Manufacturing used to be the industry that drove the United States economy. In 1996, 14 percent of the workforce was employed in that sector. It now accounts for about eight percent of the workforce.
Despite the grim numbers, things are trending up for US manufacturers: 11.5 million manufacturing jobs in 2010 grew into nearly 12,400,000 by December 2017, according to the Bureau of Labor Statistics. The Pew Research Center reports that 81 percent of Americans know that the total number of manufacturing jobs is less than it was three decades ago, but only 35 percent know that the US now manufactures more with fewer workers. Manufacturing output for the first quarter of 2017 was more than 80 percent above the level of 30 years ago, after adjusting for inflation. Why? New technologies.
Technology Enables Efficient Manufacturing
Technology has been the primary reason for manufacturers’ ability to produce more output with fewer workers. Automation, machine-to-machine data exchange, robotics, mobile data access via the ubiquitous cloud, Manufacturing 4.0: all contribute to what has become an efficient industry that is far more productive than three decades ago.
However, the enlightened manufacturer understands it is not merely technology which fuels the enviable record of efficient production.

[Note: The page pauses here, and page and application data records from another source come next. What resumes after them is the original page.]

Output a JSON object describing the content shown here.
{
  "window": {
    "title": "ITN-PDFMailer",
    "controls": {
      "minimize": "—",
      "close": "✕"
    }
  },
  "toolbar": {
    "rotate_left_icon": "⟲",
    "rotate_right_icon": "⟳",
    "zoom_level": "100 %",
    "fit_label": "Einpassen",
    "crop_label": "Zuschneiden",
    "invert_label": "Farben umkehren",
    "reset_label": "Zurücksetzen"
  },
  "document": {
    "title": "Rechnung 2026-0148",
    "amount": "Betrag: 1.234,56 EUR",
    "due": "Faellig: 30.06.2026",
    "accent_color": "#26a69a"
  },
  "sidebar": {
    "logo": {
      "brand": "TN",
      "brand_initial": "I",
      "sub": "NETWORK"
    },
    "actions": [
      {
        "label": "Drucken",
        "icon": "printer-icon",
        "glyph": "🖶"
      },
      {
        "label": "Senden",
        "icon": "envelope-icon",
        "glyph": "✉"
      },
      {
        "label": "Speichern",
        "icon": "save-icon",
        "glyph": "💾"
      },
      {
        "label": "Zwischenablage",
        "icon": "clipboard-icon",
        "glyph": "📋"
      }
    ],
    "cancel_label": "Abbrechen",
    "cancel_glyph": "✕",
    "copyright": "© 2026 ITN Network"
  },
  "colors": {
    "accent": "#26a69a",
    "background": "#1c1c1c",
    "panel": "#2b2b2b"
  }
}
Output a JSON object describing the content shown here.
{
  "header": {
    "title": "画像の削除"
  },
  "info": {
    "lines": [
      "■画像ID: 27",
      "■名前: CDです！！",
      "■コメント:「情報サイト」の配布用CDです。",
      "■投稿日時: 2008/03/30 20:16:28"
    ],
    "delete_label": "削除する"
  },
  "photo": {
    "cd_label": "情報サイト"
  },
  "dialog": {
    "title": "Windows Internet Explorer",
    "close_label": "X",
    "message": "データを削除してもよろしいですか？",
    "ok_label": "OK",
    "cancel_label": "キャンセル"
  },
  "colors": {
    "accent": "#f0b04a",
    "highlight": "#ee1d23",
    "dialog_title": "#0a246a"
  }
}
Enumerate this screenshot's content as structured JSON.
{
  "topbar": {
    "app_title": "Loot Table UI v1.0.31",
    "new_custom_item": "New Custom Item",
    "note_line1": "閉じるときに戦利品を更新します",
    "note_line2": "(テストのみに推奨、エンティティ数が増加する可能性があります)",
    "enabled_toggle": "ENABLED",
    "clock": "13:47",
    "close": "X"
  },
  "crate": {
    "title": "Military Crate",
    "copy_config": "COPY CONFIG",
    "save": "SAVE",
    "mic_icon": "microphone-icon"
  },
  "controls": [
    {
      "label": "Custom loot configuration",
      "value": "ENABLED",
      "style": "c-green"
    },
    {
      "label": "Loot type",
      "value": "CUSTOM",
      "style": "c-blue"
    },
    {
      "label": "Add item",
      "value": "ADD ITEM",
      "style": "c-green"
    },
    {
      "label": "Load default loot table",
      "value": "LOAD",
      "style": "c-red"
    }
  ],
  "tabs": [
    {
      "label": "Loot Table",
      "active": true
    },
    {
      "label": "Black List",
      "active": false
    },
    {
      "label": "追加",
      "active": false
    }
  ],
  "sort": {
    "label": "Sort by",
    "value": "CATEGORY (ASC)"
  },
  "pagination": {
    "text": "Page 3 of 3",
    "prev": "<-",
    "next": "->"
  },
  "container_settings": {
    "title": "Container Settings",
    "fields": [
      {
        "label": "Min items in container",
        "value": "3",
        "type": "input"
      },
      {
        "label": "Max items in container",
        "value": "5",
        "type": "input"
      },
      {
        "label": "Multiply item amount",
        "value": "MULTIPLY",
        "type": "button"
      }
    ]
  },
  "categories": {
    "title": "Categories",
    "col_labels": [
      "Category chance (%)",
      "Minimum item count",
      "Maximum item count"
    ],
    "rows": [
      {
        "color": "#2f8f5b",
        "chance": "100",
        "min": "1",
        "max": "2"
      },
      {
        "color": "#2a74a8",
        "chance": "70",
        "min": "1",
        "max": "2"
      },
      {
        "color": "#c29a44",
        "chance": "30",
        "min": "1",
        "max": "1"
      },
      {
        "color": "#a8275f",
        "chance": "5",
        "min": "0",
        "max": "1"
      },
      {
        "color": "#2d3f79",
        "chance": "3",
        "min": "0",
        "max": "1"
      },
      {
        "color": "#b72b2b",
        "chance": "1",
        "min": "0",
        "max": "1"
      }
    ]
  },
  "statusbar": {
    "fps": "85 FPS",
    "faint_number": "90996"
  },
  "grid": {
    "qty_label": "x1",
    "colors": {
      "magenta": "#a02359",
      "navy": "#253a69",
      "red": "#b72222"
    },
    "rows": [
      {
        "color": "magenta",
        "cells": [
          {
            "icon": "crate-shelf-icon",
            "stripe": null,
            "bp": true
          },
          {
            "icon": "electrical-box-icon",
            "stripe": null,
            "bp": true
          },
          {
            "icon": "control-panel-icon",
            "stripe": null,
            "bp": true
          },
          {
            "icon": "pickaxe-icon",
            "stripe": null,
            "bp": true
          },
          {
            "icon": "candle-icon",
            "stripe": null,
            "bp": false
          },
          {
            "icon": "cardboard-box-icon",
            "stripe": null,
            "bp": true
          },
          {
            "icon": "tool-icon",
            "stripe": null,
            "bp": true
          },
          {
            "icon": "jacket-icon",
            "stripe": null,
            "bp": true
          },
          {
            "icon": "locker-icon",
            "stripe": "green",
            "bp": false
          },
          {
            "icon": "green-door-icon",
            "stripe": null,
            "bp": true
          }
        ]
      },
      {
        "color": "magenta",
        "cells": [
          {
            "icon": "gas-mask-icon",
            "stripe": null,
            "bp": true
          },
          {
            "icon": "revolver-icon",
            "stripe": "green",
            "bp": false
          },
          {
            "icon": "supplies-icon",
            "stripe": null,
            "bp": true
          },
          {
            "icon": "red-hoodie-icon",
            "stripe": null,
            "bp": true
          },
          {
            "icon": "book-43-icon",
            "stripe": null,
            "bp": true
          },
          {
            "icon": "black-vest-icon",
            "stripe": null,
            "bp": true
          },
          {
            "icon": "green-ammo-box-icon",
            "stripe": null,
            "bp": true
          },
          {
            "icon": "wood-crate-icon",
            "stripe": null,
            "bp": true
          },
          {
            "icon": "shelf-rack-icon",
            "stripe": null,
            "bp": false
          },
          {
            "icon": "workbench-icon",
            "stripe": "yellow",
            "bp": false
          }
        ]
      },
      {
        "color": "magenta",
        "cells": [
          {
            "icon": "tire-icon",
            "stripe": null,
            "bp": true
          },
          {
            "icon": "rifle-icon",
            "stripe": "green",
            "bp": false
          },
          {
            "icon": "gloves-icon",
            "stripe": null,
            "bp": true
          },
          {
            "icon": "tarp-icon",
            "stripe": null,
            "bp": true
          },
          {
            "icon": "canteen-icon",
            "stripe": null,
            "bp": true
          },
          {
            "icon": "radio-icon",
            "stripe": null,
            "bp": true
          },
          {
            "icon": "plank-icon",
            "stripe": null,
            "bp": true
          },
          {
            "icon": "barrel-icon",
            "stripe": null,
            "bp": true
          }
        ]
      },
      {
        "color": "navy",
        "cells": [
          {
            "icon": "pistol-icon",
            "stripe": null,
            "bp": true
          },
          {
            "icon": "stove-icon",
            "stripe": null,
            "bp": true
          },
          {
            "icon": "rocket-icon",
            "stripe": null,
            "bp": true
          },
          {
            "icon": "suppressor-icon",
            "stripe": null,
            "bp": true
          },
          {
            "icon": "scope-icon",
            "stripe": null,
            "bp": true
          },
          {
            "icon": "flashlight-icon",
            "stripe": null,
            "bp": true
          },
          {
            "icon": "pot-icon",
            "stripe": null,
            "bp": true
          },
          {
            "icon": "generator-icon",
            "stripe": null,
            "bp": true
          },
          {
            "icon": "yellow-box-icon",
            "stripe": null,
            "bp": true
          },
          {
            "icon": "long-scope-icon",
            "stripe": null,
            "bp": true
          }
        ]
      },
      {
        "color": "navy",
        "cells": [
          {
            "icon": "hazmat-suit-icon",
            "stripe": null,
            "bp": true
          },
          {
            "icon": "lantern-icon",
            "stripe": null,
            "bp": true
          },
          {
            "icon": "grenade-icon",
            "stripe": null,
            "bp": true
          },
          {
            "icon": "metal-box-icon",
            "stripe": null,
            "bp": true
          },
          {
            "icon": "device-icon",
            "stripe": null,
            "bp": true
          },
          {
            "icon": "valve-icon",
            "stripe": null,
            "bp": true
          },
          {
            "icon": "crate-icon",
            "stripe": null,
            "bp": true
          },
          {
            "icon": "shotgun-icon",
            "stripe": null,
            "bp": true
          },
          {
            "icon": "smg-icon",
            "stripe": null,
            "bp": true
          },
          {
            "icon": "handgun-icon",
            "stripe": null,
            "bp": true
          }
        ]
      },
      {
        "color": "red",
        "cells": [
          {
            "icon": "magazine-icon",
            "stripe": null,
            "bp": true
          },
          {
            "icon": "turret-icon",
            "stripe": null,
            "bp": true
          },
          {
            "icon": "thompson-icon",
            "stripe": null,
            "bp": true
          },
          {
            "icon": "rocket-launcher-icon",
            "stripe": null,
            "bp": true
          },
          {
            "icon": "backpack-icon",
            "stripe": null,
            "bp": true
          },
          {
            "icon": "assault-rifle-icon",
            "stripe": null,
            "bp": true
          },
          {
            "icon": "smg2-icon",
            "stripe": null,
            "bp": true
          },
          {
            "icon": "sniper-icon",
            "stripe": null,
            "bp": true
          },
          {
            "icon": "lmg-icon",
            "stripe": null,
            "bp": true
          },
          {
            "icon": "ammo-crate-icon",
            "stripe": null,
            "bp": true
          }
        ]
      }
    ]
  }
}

It is only when the proper technology is deployed along with well-designed business processes that an enterprise can function at its optimal capacity and generate the return on investment that technology solutions promise. Enterprise technology such as an ERP solution seldom produces the desired results unless business process are reviewed and redesigned at the same time.
First Things First: The Current State
The first step is to define your business performance measurements. We look to The Balanced Scorecard by Kaplan and Norton to determine next steps. It recommends creating a scorecard to track the metrics of four categories:
- Customer measures
- Financial measures
- Internal measures
- Innovation measures
This helps establish a baseline from which your enterprise can track results from its current state. Determining the desired future state defines what success looks like and whether the cost is worth the investment.
Assessing Business Maturity
We assess the capabilities and maturity of the business and its processes with the use of the Capability Maturity Model.
Companies contemplating an investment in new technology solutions typically aspire to achieve Level 5 results but aren’t there yet.
Companies in the underperforming levels often attempt to be everything to all customers. This can cause the business to be over-extended and ineffective at attaining any of their goals.
With the existing technology platform assessment and a review of the top-level strategy complete, the team now has the vision to attain the appropriate strategic tools to complement the opportunities and performance metrics they have previously developed.
Now the real work of maximizing the ERP investment begins.
The implementation team has likely identified dozens, and even hundreds, of opportunities to improve work processes, and they are all worthwhile at some level. But no organization can effectively work on all of them simultaneously. To further complicate things, each team member, as well as the support and production personnel, has a day job in addition to project responsibilities.
Managing project resources can become complicated quickly. So early on, limit the number of projects that are active at any given time for any individual. A key to the success of a business transformation will depend on completing active projects as fast as possible. To accomplish this, break down projects into the tasks required to complete the project. Tasks should never take longer than one to two weeks. This provides a way to keep the responsible task leader and team focused.
If task completion dates begin to slip, it’s a sign that team members are overloaded and an assessment of the number of active tasks is in order. In addition to actively managing and participating in the active project, members of the Transformation Lead team must be the thought leaders for your business. It’s critical that team members are well-versed in the nuance and skills of Six Sigma, Lean Manufacturing, and managing cultural change in an organization.
The Future State
Many manufacturing companies set goals based on historical performance. It’s easy to look at last year’s performance and set a goal to increase revenue by 10 percent or reduce costs by eight percent. This is better than standing still but hardly world class.
World class results won’t be achieved merely by upgrading your current ERP system or purchasing a new solution. There has to be a concurrent emphasis on evaluating current business processes and introducing more efficient and less wasteful process to truly transform the business.
Establishing a stretch goal that represents a 30-50 percent improvement over the baseline is only accomplished when the team understands it can no longer rely on legacy work processes. In order to achieve a stretch goal everyone must utilize the tools at hand and be prepared to alter business processes in new and innovative ways.
In the end, it’s not only about technology. Evaluating the right technology solution for business process improvement and revising work processes can result in a business that is significantly transformed and operating at optimal efficiency.
When the desired future state has been realized the pain of changing workplace behavior and learning new skills will be forgotten.
Jeff Carr is the founder of Ultra Consultants.